by Peggy Haymes
I’ll be honest.
It’s never ranked as one of my favorite days.
It began when I witnessed too many churches getting too schmaltzy when recognizing the moms in the congregation. It always felt too syrupy and vaguely uncomfortable to me.
However, it was almost redeemed by the one memorable year when two elderly women almost got into a fight.
The pastor asked all moms to stand, then started eliminating them by age. (What possessed him to think that this was a good idea?) Finally one woman was standing, and the usher started towards her with a bouquet of flowers. About that time a quivering but determined voice was heard from another part of the sanctuary.
“I’m older than she is.”
I don’t remember how they resolved it, but alas, the two elderly women were not asked to duke it out.
In the last few years it’s seemed like a party for which I saw preparations but to which I wasn’t invited. I don’t have children, and it’s the fifth Mother’s Day since my mom died. I know to stay away from Hallmark commercials and scroll quickly through Facebook.
In worship this morning we didn’t ask the youngest or oldest mom to stand. We didn’t inquire as to which mom had the most kids. Instead, the pastor preached a fine sermon on the mothering side of God. All in all, not a bad morning.
After church a friend hugged me. “Happy mother’s day,” he said. “You mother people. I’ve seen it.”
And just like that, a day was redeemed. Maybe I could stroll into this party after all.
Wouldn’t you know it, just an hour or so earlier we’d been talking in my Sunday School class about Christian community, the hard things and the blessedness of it. We talked about the power to bless in dozens of ways small and large.

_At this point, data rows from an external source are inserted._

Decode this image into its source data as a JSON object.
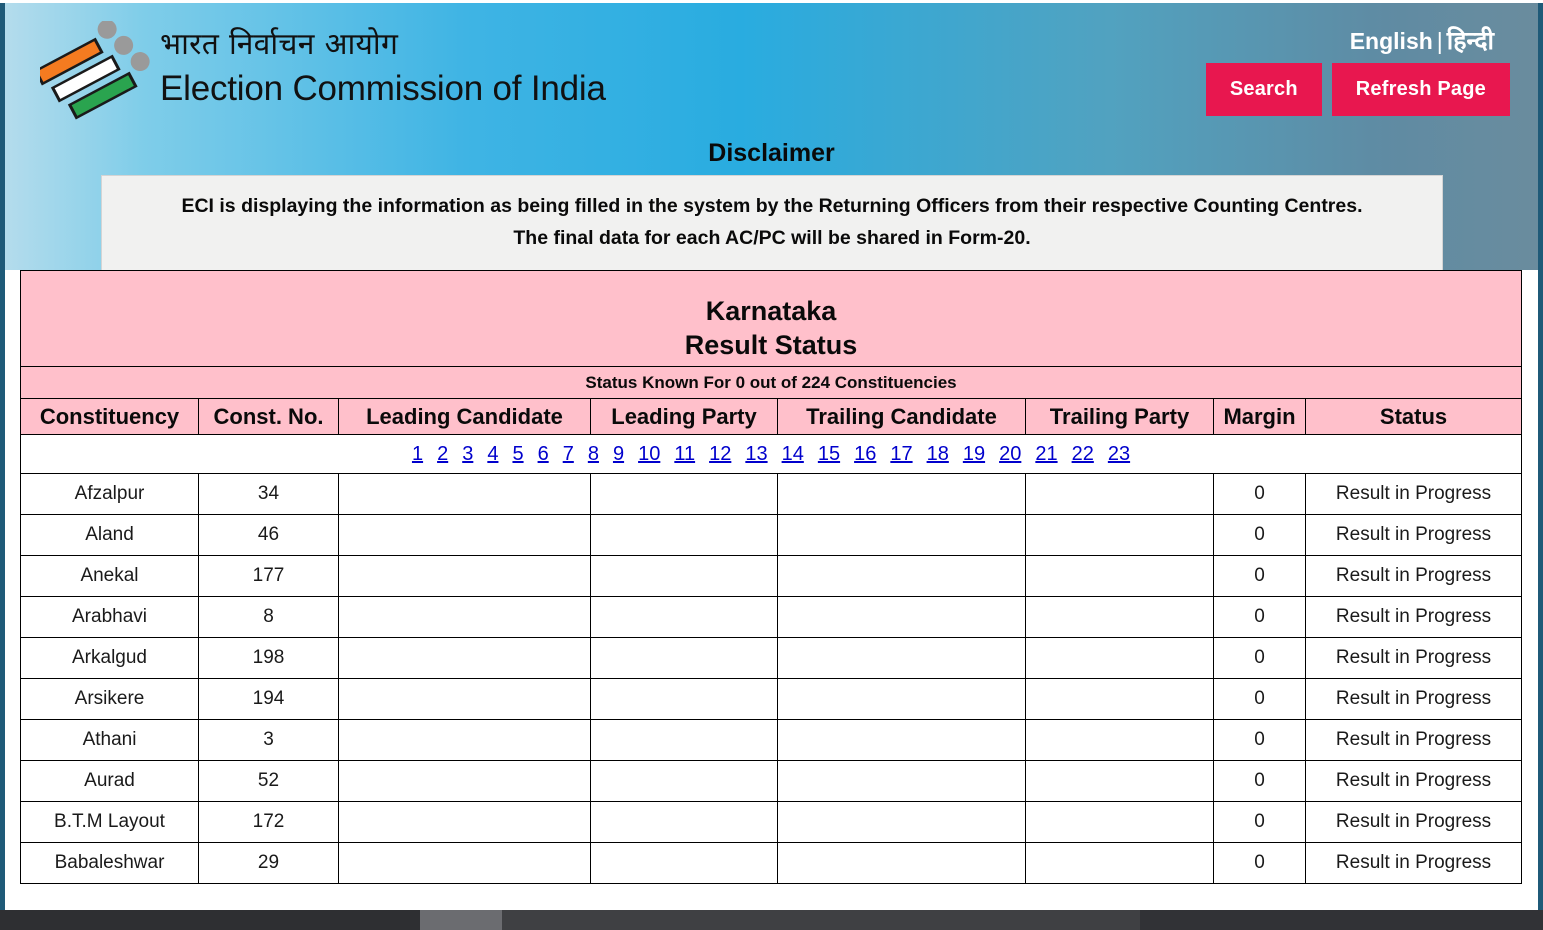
{
  "header": {
    "logo_alt": "eci-logo",
    "org_name_hindi": "भारत निर्वाचन आयोग",
    "org_name_english": "Election Commission of India",
    "lang_english": "English",
    "lang_separator": "|",
    "lang_hindi": "हिन्दी",
    "search_label": "Search",
    "refresh_label": "Refresh Page",
    "button_color": "#e8174f",
    "gradient_start": "#b4dcec",
    "gradient_mid": "#29ace0",
    "gradient_end": "#6a8c9e"
  },
  "disclaimer": {
    "title": "Disclaimer",
    "line1": "ECI is displaying the information as being filled in the system by the Returning Officers from their respective Counting Centres.",
    "line2": "The final data for each AC/PC will be shared in Form-20."
  },
  "result_panel": {
    "state": "Karnataka",
    "subtitle": "Result Status",
    "status_known": "Status Known For 0 out of 224 Constituencies",
    "header_bg": "#ffc0cb",
    "columns": [
      "Constituency",
      "Const. No.",
      "Leading Candidate",
      "Leading Party",
      "Trailing Candidate",
      "Trailing Party",
      "Margin",
      "Status"
    ],
    "pagination": [
      "1",
      "2",
      "3",
      "4",
      "5",
      "6",
      "7",
      "8",
      "9",
      "10",
      "11",
      "12",
      "13",
      "14",
      "15",
      "16",
      "17",
      "18",
      "19",
      "20",
      "21",
      "22",
      "23"
    ],
    "pagination_link_color": "#0000cc",
    "rows": [
      {
        "constituency": "Afzalpur",
        "const_no": "34",
        "leading_candidate": "",
        "leading_party": "",
        "trailing_candidate": "",
        "trailing_party": "",
        "margin": "0",
        "status": "Result in Progress"
      },
      {
        "constituency": "Aland",
        "const_no": "46",
        "leading_candidate": "",
        "leading_party": "",
        "trailing_candidate": "",
        "trailing_party": "",
        "margin": "0",
        "status": "Result in Progress"
      },
      {
        "constituency": "Anekal",
        "const_no": "177",
        "leading_candidate": "",
        "leading_party": "",
        "trailing_candidate": "",
        "trailing_party": "",
        "margin": "0",
        "status": "Result in Progress"
      },
      {
        "constituency": "Arabhavi",
        "const_no": "8",
        "leading_candidate": "",
        "leading_party": "",
        "trailing_candidate": "",
        "trailing_party": "",
        "margin": "0",
        "status": "Result in Progress"
      },
      {
        "constituency": "Arkalgud",
        "const_no": "198",
        "leading_candidate": "",
        "leading_party": "",
        "trailing_candidate": "",
        "trailing_party": "",
        "margin": "0",
        "status": "Result in Progress"
      },
      {
        "constituency": "Arsikere",
        "const_no": "194",
        "leading_candidate": "",
        "leading_party": "",
        "trailing_candidate": "",
        "trailing_party": "",
        "margin": "0",
        "status": "Result in Progress"
      },
      {
        "constituency": "Athani",
        "const_no": "3",
        "leading_candidate": "",
        "leading_party": "",
        "trailing_candidate": "",
        "trailing_party": "",
        "margin": "0",
        "status": "Result in Progress"
      },
      {
        "constituency": "Aurad",
        "const_no": "52",
        "leading_candidate": "",
        "leading_party": "",
        "trailing_candidate": "",
        "trailing_party": "",
        "margin": "0",
        "status": "Result in Progress"
      },
      {
        "constituency": "B.T.M Layout",
        "const_no": "172",
        "leading_candidate": "",
        "leading_party": "",
        "trailing_candidate": "",
        "trailing_party": "",
        "margin": "0",
        "status": "Result in Progress"
      },
      {
        "constituency": "Babaleshwar",
        "const_no": "29",
        "leading_candidate": "",
        "leading_party": "",
        "trailing_candidate": "",
        "trailing_party": "",
        "margin": "0",
        "status": "Result in Progress"
      }
    ]
  }
}
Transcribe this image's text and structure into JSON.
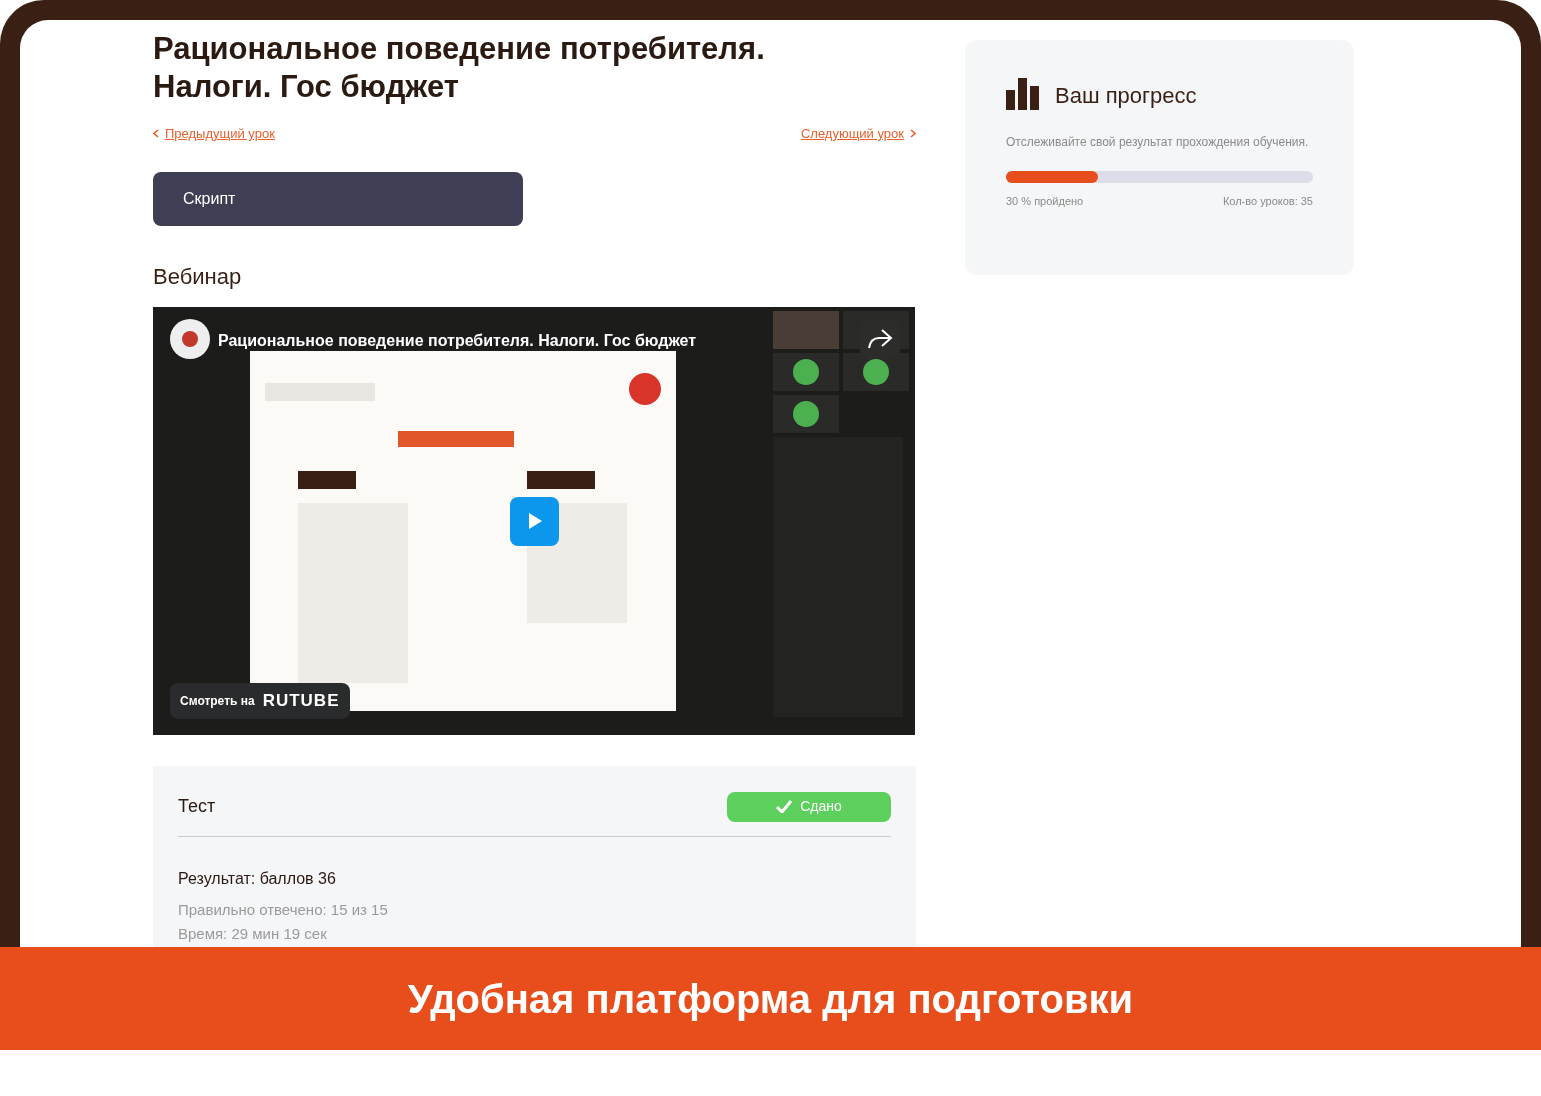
{
  "lesson": {
    "title": "Рациональное поведение потребителя. Налоги. Гос бюджет",
    "prev_link": "Предыдущий урок",
    "next_link": "Следующий урок",
    "script_button": "Скрипт",
    "webinar_heading": "Вебинар"
  },
  "video": {
    "kind": "picture",
    "title": "Рациональное поведение потребителя. Налоги. Гос бюджет",
    "watch_label": "Смотреть на",
    "watch_brand": "RUTUBE"
  },
  "test": {
    "title": "Тест",
    "status": "Сдано",
    "passed": true,
    "result": "Результат: баллов 36",
    "correct": "Правильно отвечено: 15 из 15",
    "time": "Время: 29 мин 19 сек"
  },
  "progress": {
    "title": "Ваш прогресс",
    "description": "Отслеживайте свой результат прохождения обучения.",
    "level": 0.3,
    "done_label": "30 % пройдено",
    "lessons_label": "Кол-во уроков: 35"
  },
  "banner": {
    "text": "Удобная платформа для подготовки"
  }
}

And there I was, an hour or so later, getting myself my own blessing.
You have to watch out For God. Sometimes she has a wicked sense of humor and timing.